# Task description:
Word for word, repeat every entry that appears below.

(Extracted data entries)
--- START ---

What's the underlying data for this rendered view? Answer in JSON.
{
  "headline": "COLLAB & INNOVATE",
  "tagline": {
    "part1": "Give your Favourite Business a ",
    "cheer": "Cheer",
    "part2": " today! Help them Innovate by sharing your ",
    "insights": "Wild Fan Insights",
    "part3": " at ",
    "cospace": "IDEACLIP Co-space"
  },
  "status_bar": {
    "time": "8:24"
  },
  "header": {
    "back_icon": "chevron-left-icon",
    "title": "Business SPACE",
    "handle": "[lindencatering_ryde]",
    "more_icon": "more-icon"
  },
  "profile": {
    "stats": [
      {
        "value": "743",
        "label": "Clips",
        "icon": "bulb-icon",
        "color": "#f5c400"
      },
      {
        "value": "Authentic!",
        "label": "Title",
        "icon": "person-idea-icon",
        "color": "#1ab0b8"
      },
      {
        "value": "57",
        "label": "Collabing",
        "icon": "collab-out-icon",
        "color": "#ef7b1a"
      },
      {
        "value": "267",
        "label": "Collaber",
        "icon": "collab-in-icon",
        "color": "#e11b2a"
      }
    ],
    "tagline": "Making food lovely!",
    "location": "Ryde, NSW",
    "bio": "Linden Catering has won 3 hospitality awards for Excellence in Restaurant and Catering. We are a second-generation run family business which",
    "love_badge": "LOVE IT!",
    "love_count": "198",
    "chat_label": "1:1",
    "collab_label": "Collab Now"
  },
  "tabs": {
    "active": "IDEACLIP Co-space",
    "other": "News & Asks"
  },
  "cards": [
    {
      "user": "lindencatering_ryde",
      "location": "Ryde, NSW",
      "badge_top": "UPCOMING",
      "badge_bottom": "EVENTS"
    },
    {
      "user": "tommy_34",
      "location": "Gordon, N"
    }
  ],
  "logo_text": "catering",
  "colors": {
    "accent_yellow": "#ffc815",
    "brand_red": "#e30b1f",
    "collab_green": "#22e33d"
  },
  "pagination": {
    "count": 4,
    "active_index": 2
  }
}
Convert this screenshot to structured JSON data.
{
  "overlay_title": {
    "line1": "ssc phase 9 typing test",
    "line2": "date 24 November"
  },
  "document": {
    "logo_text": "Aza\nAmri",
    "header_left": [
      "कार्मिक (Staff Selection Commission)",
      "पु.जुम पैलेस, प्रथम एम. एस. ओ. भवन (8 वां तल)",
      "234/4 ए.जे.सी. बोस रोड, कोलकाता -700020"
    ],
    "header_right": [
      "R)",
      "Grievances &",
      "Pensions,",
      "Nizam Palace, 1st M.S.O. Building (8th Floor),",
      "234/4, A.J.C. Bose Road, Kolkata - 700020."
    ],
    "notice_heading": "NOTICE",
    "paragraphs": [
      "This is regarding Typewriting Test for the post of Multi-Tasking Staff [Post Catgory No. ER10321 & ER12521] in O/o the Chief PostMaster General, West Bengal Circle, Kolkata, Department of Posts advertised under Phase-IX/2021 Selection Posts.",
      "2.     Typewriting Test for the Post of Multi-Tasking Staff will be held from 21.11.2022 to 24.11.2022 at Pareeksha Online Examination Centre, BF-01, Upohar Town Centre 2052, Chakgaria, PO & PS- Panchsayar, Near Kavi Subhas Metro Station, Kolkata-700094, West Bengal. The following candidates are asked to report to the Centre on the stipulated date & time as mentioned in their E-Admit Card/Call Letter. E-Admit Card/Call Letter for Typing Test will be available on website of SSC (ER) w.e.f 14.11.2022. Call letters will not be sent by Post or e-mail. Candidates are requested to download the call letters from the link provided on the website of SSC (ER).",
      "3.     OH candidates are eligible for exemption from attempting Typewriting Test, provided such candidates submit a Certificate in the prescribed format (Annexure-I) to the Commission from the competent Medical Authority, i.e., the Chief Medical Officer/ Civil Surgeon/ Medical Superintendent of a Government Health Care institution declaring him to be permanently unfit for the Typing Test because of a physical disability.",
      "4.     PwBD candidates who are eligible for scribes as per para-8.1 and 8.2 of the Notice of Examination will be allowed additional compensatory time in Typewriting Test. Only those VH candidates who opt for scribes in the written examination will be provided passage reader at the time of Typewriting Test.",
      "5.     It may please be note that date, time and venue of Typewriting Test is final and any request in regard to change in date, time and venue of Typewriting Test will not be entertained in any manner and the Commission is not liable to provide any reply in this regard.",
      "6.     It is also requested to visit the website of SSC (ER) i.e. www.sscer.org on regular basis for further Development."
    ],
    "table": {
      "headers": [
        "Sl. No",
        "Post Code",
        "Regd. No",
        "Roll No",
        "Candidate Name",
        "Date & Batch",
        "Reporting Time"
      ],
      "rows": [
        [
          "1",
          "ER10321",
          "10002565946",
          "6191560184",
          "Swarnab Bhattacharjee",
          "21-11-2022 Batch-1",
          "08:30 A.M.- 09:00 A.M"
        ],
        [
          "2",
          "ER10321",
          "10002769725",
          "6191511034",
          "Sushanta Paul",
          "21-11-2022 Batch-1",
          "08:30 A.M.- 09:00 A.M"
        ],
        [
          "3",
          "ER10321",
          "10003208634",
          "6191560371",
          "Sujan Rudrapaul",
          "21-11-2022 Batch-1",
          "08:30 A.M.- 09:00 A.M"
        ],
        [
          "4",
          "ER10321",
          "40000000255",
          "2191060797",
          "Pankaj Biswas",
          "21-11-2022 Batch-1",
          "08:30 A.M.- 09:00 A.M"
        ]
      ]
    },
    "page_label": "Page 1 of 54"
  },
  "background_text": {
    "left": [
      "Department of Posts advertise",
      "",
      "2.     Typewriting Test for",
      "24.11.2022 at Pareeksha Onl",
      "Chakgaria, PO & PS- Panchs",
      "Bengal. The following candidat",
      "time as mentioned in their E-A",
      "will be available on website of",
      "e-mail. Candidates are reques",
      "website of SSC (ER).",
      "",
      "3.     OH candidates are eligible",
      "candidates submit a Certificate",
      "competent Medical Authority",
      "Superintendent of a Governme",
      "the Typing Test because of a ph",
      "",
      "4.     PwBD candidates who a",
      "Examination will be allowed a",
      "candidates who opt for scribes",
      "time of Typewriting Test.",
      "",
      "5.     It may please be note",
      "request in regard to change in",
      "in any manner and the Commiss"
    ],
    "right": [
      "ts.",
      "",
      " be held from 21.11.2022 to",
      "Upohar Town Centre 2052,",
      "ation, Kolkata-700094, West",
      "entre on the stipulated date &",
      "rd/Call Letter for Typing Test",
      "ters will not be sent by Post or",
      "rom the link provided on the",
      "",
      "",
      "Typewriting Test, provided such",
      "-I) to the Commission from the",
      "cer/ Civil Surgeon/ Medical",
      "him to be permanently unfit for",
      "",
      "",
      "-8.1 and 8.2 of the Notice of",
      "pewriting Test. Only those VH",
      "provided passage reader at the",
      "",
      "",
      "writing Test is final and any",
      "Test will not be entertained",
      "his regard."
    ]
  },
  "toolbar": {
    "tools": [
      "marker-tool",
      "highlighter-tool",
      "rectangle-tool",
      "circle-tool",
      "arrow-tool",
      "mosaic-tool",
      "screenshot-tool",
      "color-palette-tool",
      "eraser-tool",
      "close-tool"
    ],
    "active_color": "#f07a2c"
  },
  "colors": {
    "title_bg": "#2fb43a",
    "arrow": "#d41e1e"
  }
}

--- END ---

# Answer for the task:
What's the underlying data for this rendered view? Answer in JSON.
{
  "headline": "COLLAB & INNOVATE",
  "tagline": {
    "part1": "Give your Favourite Business a ",
    "cheer": "Cheer",
    "part2": " today! Help them Innovate by sharing your ",
    "insights": "Wild Fan Insights",
    "part3": " at ",
    "cospace": "IDEACLIP Co-space"
  },
  "status_bar": {
    "time": "8:24"
  },
  "header": {
    "back_icon": "chevron-left-icon",
    "title": "Business SPACE",
    "handle": "[lindencatering_ryde]",
    "more_icon": "more-icon"
  },
  "profile": {
    "stats": [
      {
        "value": "743",
        "label": "Clips",
        "icon": "bulb-icon",
        "color": "#f5c400"
      },
      {
        "value": "Authentic!",
        "label": "Title",
        "icon": "person-idea-icon",
        "color": "#1ab0b8"
      },
      {
        "value": "57",
        "label": "Collabing",
        "icon": "collab-out-icon",
        "color": "#ef7b1a"
      },
      {
        "value": "267",
        "label": "Collaber",
        "icon": "collab-in-icon",
        "color": "#e11b2a"
      }
    ],
    "tagline": "Making food lovely!",
    "location": "Ryde, NSW",
    "bio": "Linden Catering has won 3 hospitality awards for Excellence in Restaurant and Catering. We are a second-generation run family business which",
    "love_badge": "LOVE IT!",
    "love_count": "198",
    "chat_label": "1:1",
    "collab_label": "Collab Now"
  },
  "tabs": {
    "active": "IDEACLIP Co-space",
    "other": "News & Asks"
  },
  "cards": [
    {
      "user": "lindencatering_ryde",
      "location": "Ryde, NSW",
      "badge_top": "UPCOMING",
      "badge_bottom": "EVENTS"
    },
    {
      "user": "tommy_34",
      "location": "Gordon, N"
    }
  ],
  "logo_text": "catering",
  "colors": {
    "accent_yellow": "#ffc815",
    "brand_red": "#e30b1f",
    "collab_green": "#22e33d"
  },
  "pagination": {
    "count": 4,
    "active_index": 2
  }
}
Convert this screenshot to structured JSON data.
{
  "overlay_title": {
    "line1": "ssc phase 9 typing test",
    "line2": "date 24 November"
  },
  "document": {
    "logo_text": "Aza\nAmri",
    "header_left": [
      "कार्मिक (Staff Selection Commission)",
      "पु.जुम पैलेस, प्रथम एम. एस. ओ. भवन (8 वां तल)",
      "234/4 ए.जे.सी. बोस रोड, कोलकाता -700020"
    ],
    "header_right": [
      "R)",
      "Grievances &",
      "Pensions,",
      "Nizam Palace, 1st M.S.O. Building (8th Floor),",
      "234/4, A.J.C. Bose Road, Kolkata - 700020."
    ],
    "notice_heading": "NOTICE",
    "paragraphs": [
      "This is regarding Typewriting Test for the post of Multi-Tasking Staff [Post Catgory No. ER10321 & ER12521] in O/o the Chief PostMaster General, West Bengal Circle, Kolkata, Department of Posts advertised under Phase-IX/2021 Selection Posts.",
      "2.     Typewriting Test for the Post of Multi-Tasking Staff will be held from 21.11.2022 to 24.11.2022 at Pareeksha Online Examination Centre, BF-01, Upohar Town Centre 2052, Chakgaria, PO & PS- Panchsayar, Near Kavi Subhas Metro Station, Kolkata-700094, West Bengal. The following candidates are asked to report to the Centre on the stipulated date & time as mentioned in their E-Admit Card/Call Letter. E-Admit Card/Call Letter for Typing Test will be available on website of SSC (ER) w.e.f 14.11.2022. Call letters will not be sent by Post or e-mail. Candidates are requested to download the call letters from the link provided on the website of SSC (ER).",
      "3.     OH candidates are eligible for exemption from attempting Typewriting Test, provided such candidates submit a Certificate in the prescribed format (Annexure-I) to the Commission from the competent Medical Authority, i.e., the Chief Medical Officer/ Civil Surgeon/ Medical Superintendent of a Government Health Care institution declaring him to be permanently unfit for the Typing Test because of a physical disability.",
      "4.     PwBD candidates who are eligible for scribes as per para-8.1 and 8.2 of the Notice of Examination will be allowed additional compensatory time in Typewriting Test. Only those VH candidates who opt for scribes in the written examination will be provided passage reader at the time of Typewriting Test.",
      "5.     It may please be note that date, time and venue of Typewriting Test is final and any request in regard to change in date, time and venue of Typewriting Test will not be entertained in any manner and the Commission is not liable to provide any reply in this regard.",
      "6.     It is also requested to visit the website of SSC (ER) i.e. www.sscer.org on regular basis for further Development."
    ],
    "table": {
      "headers": [
        "Sl. No",
        "Post Code",
        "Regd. No",
        "Roll No",
        "Candidate Name",
        "Date & Batch",
        "Reporting Time"
      ],
      "rows": [
        [
          "1",
          "ER10321",
          "10002565946",
          "6191560184",
          "Swarnab Bhattacharjee",
          "21-11-2022 Batch-1",
          "08:30 A.M.- 09:00 A.M"
        ],
        [
          "2",
          "ER10321",
          "10002769725",
          "6191511034",
          "Sushanta Paul",
          "21-11-2022 Batch-1",
          "08:30 A.M.- 09:00 A.M"
        ],
        [
          "3",
          "ER10321",
          "10003208634",
          "6191560371",
          "Sujan Rudrapaul",
          "21-11-2022 Batch-1",
          "08:30 A.M.- 09:00 A.M"
        ],
        [
          "4",
          "ER10321",
          "40000000255",
          "2191060797",
          "Pankaj Biswas",
          "21-11-2022 Batch-1",
          "08:30 A.M.- 09:00 A.M"
        ]
      ]
    },
    "page_label": "Page 1 of 54"
  },
  "background_text": {
    "left": [
      "Department of Posts advertise",
      "",
      "2.     Typewriting Test for",
      "24.11.2022 at Pareeksha Onl",
      "Chakgaria, PO & PS- Panchs",
      "Bengal. The following candidat",
      "time as mentioned in their E-A",
      "will be available on website of",
      "e-mail. Candidates are reques",
      "website of SSC (ER).",
      "",
      "3.     OH candidates are eligible",
      "candidates submit a Certificate",
      "competent Medical Authority",
      "Superintendent of a Governme",
      "the Typing Test because of a ph",
      "",
      "4.     PwBD candidates who a",
      "Examination will be allowed a",
      "candidates who opt for scribes",
      "time of Typewriting Test.",
      "",
      "5.     It may please be note",
      "request in regard to change in",
      "in any manner and the Commiss"
    ],
    "right": [
      "ts.",
      "",
      " be held from 21.11.2022 to",
      "Upohar Town Centre 2052,",
      "ation, Kolkata-700094, West",
      "entre on the stipulated date &",
      "rd/Call Letter for Typing Test",
      "ters will not be sent by Post or",
      "rom the link provided on the",
      "",
      "",
      "Typewriting Test, provided such",
      "-I) to the Commission from the",
      "cer/ Civil Surgeon/ Medical",
      "him to be permanently unfit for",
      "",
      "",
      "-8.1 and 8.2 of the Notice of",
      "pewriting Test. Only those VH",
      "provided passage reader at the",
      "",
      "",
      "writing Test is final and any",
      "Test will not be entertained",
      "his regard."
    ]
  },
  "toolbar": {
    "tools": [
      "marker-tool",
      "highlighter-tool",
      "rectangle-tool",
      "circle-tool",
      "arrow-tool",
      "mosaic-tool",
      "screenshot-tool",
      "color-palette-tool",
      "eraser-tool",
      "close-tool"
    ],
    "active_color": "#f07a2c"
  },
  "colors": {
    "title_bg": "#2fb43a",
    "arrow": "#d41e1e"
  }
}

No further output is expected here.